I heard minto flats is probably your best bet to catch some monster pike.
RP or anyone else for that matter...they do have cpus' in Alaska, meaning they do have alaska fishing forums
You are correct and have some good suggestions.
You just nailed the reason I never come back with Kings. I keep letting them go so I can catch another unless it's 5:30 and the day for guides ends at 6:00. :-[ :-/ :-? : ;D 8-)
MM...If I remember correctly you cannot fish anymore after you have landed and kept your one king for the day.
Seward is a beautiful little town where you can check out some glaciers, possibly see some bears, and go out on the salt.
Or...you could go the opposite way to check out Denali state park and Mt. Mckinley. Cool ,but long drive. You might see a bear there too. If you go all the way to Denali and you got some $$$ you might as well go all the way to Fairbanks and try for some monster pike at Minto Flats.
Fairbanks is anywhere from 5-8 hour drive from Anchorage.
Not to say you are crazy but maybe little nuts. *;D You are going during the most sought after time on the Kenai for Kings there is. Flying across the bay gives the arms a chance to rest but I'd spend my time right out in front of Beaver Creek out to the second island. You will have a shot at the fish of a life time and hitting the 50/50 club. A King over 50" and 50 lbs. If released the local preservation organization will pay part of the price for a full size replica. My recommendation is to keep the first King in the 30 to 40 lb. range for meat and then trophy fish until your arms fall off or you catch the fish that Salmon Fishermen's Dreams are Made Of!
Just a thought . . . * that runs through my mind on a daily basis. *8-)
I am going to the Kenai with my son-in-law, his dad and his brother. *I am booked for 3-guided Kenai River trips and one fly-out trip between July 21st and 25th.
Since I am the only retired guy in the party, I want to get to Alaska a four or five days early and perhaps sample some other types of fishing.
I also want to book a bear viewing photography trip and also do some photography on my own.
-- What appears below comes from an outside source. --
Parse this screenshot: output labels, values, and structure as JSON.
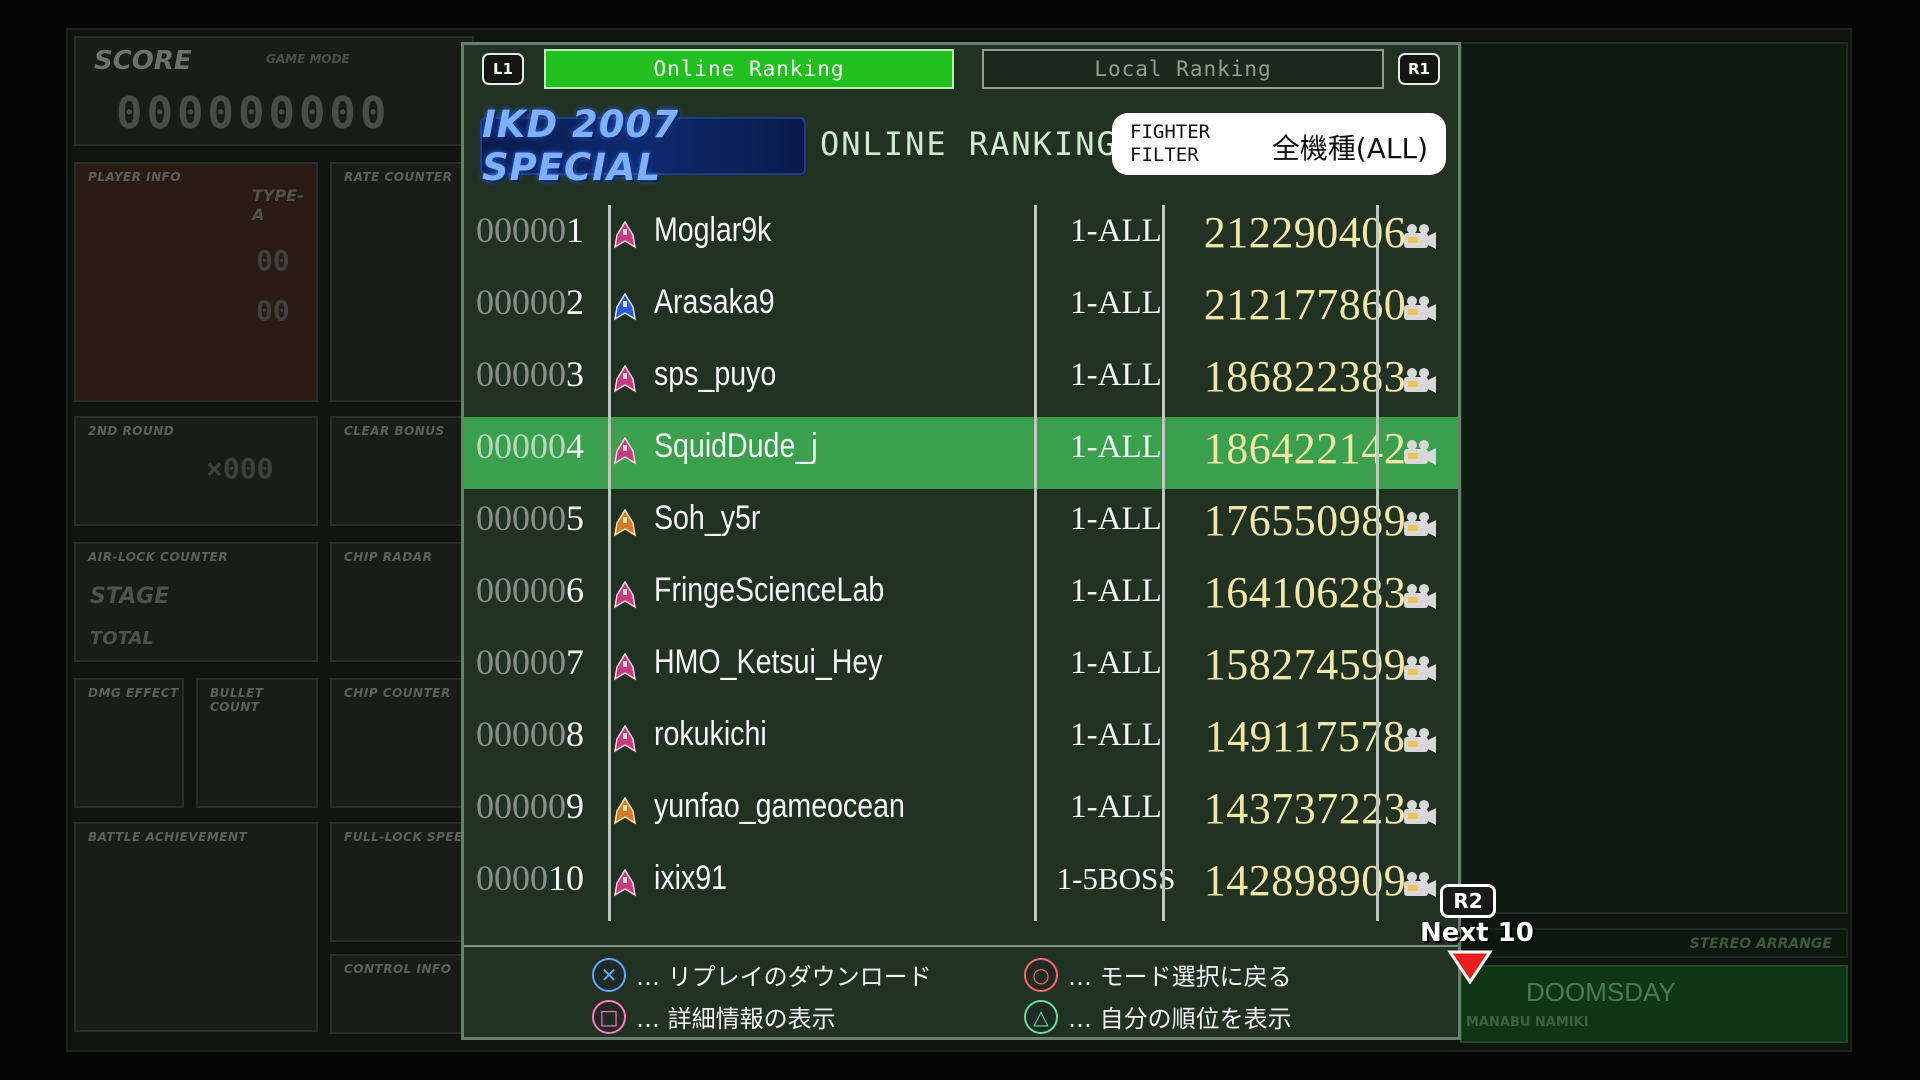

Any suggestions? *I am open to any suggestions! *I will have a rental car and I am willing to book additional guides. *
I would also like to take a saltwater fishing trip if possible. *The problem with that is what to do with the fish since I will have about five to seven days left in Alaska before I fly home.